COVID-19 and calls for a slum revolution could pave the way to ridding India of leprosy

Lessons learnt from COVID-19 in India have shone a light on the spread of disease in city slums that could lead to leprosy rates being slashed.

Mumbai is dubbed ‘the city of dreams’ and features in the world’s top 20 wealthiest cities, according to New World Wealth’s October 2019 report. But despite being home to Bollywood stars and world class cricketers, it has the largest slum population of any city in the world.

Almost half of Mumbai’s population, around nine million people, are slum dwellers. Yet slum dwellers and those living in nearby luxury homes are reliant on one another; the slums being home to cooks, maids, drivers and cleaners.

Whereas previously it was of little concern to the wealthy as to where their domestic staff lived, COVID-19 has exposed India’s social divide. Recent testing revealed that more than half the residents in Mumbai’s slum areas have the antibodies for COVID-19. Outside of the slums the rate was 16 per cent.

While the risky goal of herd immunity is within clinching distance in the slums, it is feared domestic staff pose a real health risk to the wealthy they serve. They are desperate to return to work and earn but many employers are too frightened to let them back into their homes.

Head of Programmes at The Leprosy Mission, Sian Arulanantham, said its partner organisation Stepping Stone Charitable Society had worked hard to ensure COVID-19 health messaging reached those living in Mumbai’s slum communities.

“The need to isolate with symptoms and the importance of good hand hygiene and social distancing have been relayed, “she said

“But in reality, these measures are almost impossible to follow. The slums see people live in cramped and unsanitary conditions. There is often no running water or even proper light and ventilation. Dozens of families share a single toilet.

“In short they are the perfect conditions for the spread of both the COVID-19 virus and leprosy.

“While COVID-19 is a highly-infectious virus, leprosy is a mildly-infectious bacterial disease that the middle classes are far less likely to catch. Long term exposure to leprosy is needed for someone to catch the disease as well as a weakened immune system, usually from the effects of malnutrition and poor living conditions.

“While leprosy has always been in the slums, it is COVID-19 that has provided the wake-up call and exposed the health disparity between rich and poor. We are hoping and praying that some good will come from the lessons exposed by COVID-19 and there will be a renewed drive to end slum living.

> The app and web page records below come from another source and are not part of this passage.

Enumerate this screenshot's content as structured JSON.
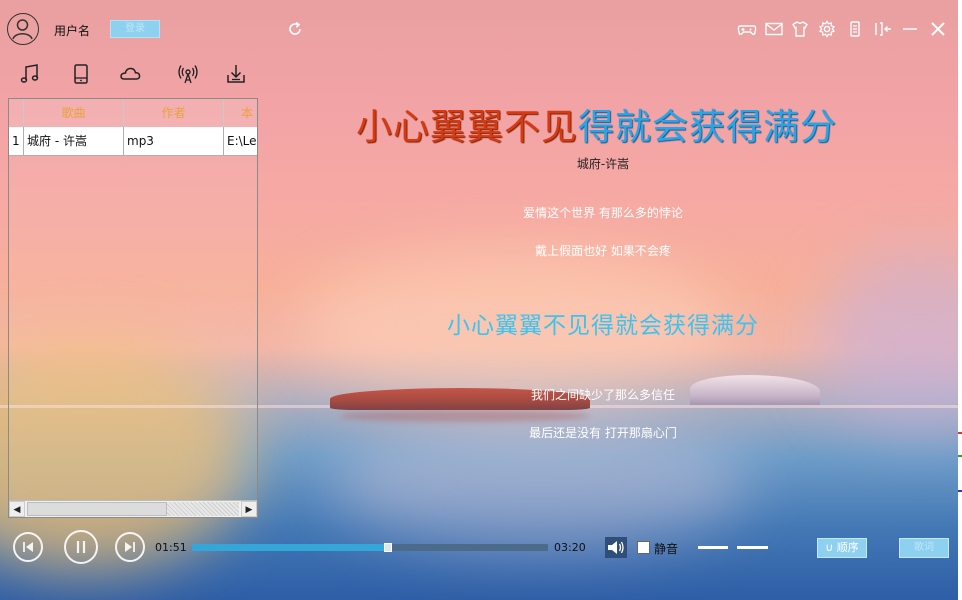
{
  "user": {
    "name": "用户名",
    "login_label": "登录"
  },
  "playlist": {
    "headers": [
      "",
      "歌曲",
      "作者",
      "本"
    ],
    "rows": [
      {
        "index": "1",
        "song": "城府 - 许嵩",
        "author": "mp3",
        "path": "E:\\Lea"
      }
    ]
  },
  "lyrics": {
    "title_part1": "小心翼翼不见",
    "title_part2": "得就会获得满分",
    "artist_line": "城府-许嵩",
    "line1": "爱情这个世界 有那么多的悖论",
    "line2": "戴上假面也好 如果不会疼",
    "current": "小心翼翼不见得就会获得满分",
    "line3": "我们之间缺少了那么多信任",
    "line4": "最后还是没有 打开那扇心门"
  },
  "player": {
    "elapsed": "01:51",
    "total": "03:20",
    "progress": 0.55,
    "mute_label": "静音",
    "order_label": "顺序",
    "lyric_label": "歌词"
  },
  "colors": {
    "title_red": "#d73a12",
    "title_blue": "#2aa4e6",
    "current_lyric": "#3cc4f0",
    "header_text": "#e8a23c",
    "button_bg": "#8ed0ef"
  }
}
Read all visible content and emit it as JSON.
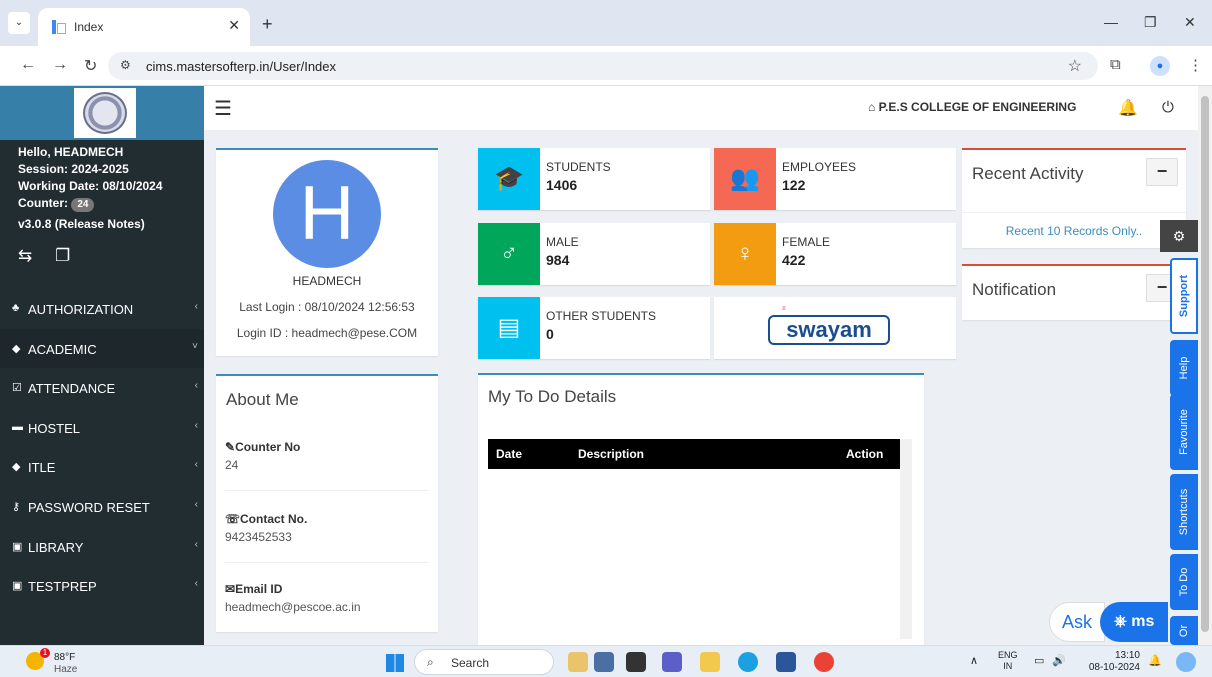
{
  "browser": {
    "tab_title": "Index",
    "url": "cims.mastersofterp.in/User/Index"
  },
  "header": {
    "college": "P.E.S COLLEGE OF ENGINEERING"
  },
  "user": {
    "hello": "Hello, HEADMECH",
    "session": "Session: 2024-2025",
    "working_date": "Working Date: 08/10/2024",
    "counter_label": "Counter:",
    "counter_value": "24",
    "version": "v3.0.8 (Release Notes)"
  },
  "menu": [
    {
      "icon": "user-plus-icon",
      "glyph": "♣",
      "label": "AUTHORIZATION",
      "chev": "‹",
      "active": false
    },
    {
      "icon": "graduation-cap-icon",
      "glyph": "◆",
      "label": "ACADEMIC",
      "chev": "˅",
      "active": true
    },
    {
      "icon": "check-square-icon",
      "glyph": "☑",
      "label": "ATTENDANCE",
      "chev": "‹",
      "active": false
    },
    {
      "icon": "bed-icon",
      "glyph": "▬",
      "label": "HOSTEL",
      "chev": "‹",
      "active": false
    },
    {
      "icon": "graduation-cap-icon",
      "glyph": "◆",
      "label": "ITLE",
      "chev": "‹",
      "active": false
    },
    {
      "icon": "key-icon",
      "glyph": "⚷",
      "label": "PASSWORD RESET",
      "chev": "‹",
      "active": false
    },
    {
      "icon": "book-icon",
      "glyph": "▣",
      "label": "LIBRARY",
      "chev": "‹",
      "active": false
    },
    {
      "icon": "book-icon",
      "glyph": "▣",
      "label": "TESTPREP",
      "chev": "‹",
      "active": false
    }
  ],
  "profile": {
    "initial": "H",
    "name": "HEADMECH",
    "last_login": "Last Login : 08/10/2024 12:56:53",
    "login_id": "Login ID : headmech@pese.COM"
  },
  "about": {
    "title": "About Me",
    "counter_label": "Counter No",
    "counter_value": "24",
    "contact_label": "Contact No.",
    "contact_value": "9423452533",
    "email_label": "Email ID",
    "email_value": "headmech@pescoe.ac.in"
  },
  "stats": {
    "students_label": "STUDENTS",
    "students_value": "1406",
    "employees_label": "EMPLOYEES",
    "employees_value": "122",
    "male_label": "MALE",
    "male_value": "984",
    "female_label": "FEMALE",
    "female_value": "422",
    "other_label": "OTHER STUDENTS",
    "other_value": "0",
    "swayam": "swayam"
  },
  "colors": {
    "students": "#00c0ef",
    "employees": "#f56954",
    "male": "#00a65a",
    "female": "#f39c12",
    "other": "#00c0ef"
  },
  "todo": {
    "title": "My To Do Details",
    "col_date": "Date",
    "col_description": "Description",
    "col_action": "Action"
  },
  "activity": {
    "title": "Recent Activity",
    "note": "Recent 10 Records Only.."
  },
  "notification": {
    "title": "Notification"
  },
  "side_tabs": [
    "Support",
    "Help",
    "Favourite",
    "Shortcuts",
    "To Do"
  ],
  "side_tab_last": "Or",
  "ask": {
    "label": "Ask",
    "bot": "ms"
  },
  "taskbar": {
    "badge": "1",
    "temp": "88°F",
    "condition": "Haze",
    "search": "Search",
    "lang1": "ENG",
    "lang2": "IN",
    "time": "13:10",
    "date": "08-10-2024"
  }
}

“More than half of the world’s new cases of leprosy are found and treated in India each year. Improving living conditions is likely to radically slash the number of new cases. After all, countries like the UK saw an end to leprosy long before a treatment was discovered, for that very reason.”

In 2015, Indian Prime Minister Narendra Modi launched the ‘Housing for All by 2022’ initiative in a bid for India to be slum free by building around 20 million affordable homes.

There are renewed calls for this target to be met by Jitendra Awhad, Housing Minister in Maharashtra, which has Mumbai as its state capital. Mr Awhad said COVID-19 had ended the indifference from the middle classes to how their staff live.

Dr Rohit Roy, director of India’s National Institute of Public Finance and Policy, said the pandemic had provided the perfect opportunity to rid India of its slums. "If not for the sake of the poor, for public health," he said.

The Karuna ambulance project brings medical care to the Mumbai slums. Its aim is to reach out to leprosy-affected people and other marginalised groups, including those with HIV and commercial sex workers. Despite Mumbai's lockdown restrictions, the Karuna ambulance has been permitted as essential services to enter five slum communities.

Jayaprakash of Stepping Stone Charitable Society, which operates the ambulance, said: “The Karuna team has been in constant communication with the leaders of the communities we serve throughout lockdown.

Ratnakar, who is affected by leprosy, has an ulcer on his foot treated at the Karuna mobile health clinic.

"Food shortages have been a big concern so we have been delivering emergency food parcels as well as face masks and ulcer care kits.

“Leprosy causes nerve damage which sees people injuring their numb hands and feet, often without even realising. Ulcers then develop that can cause serious disability or amputation if left untreated.

“Thankfully, after a two-month gap, we were allowed to restart the mobile clinic and treat some severe ulcers our patients had suffered while having no access to medical care. There were tears of relief and joy when people saw the Karuna team again.

“The living conditions in many of Mumbai’s slum are dreadful. However, we do realise the enormity of the task to end slum living.

“Slums don’t just provide accommodation; they are homes to communities and provide accessibility to employment. It’s not as simple as just relocating people.

“But something has to change and as bad as COVID-19 is, if it means action is taken to improve the living conditions and health of millions of people in Mumbai, at least it will not have been in vain.”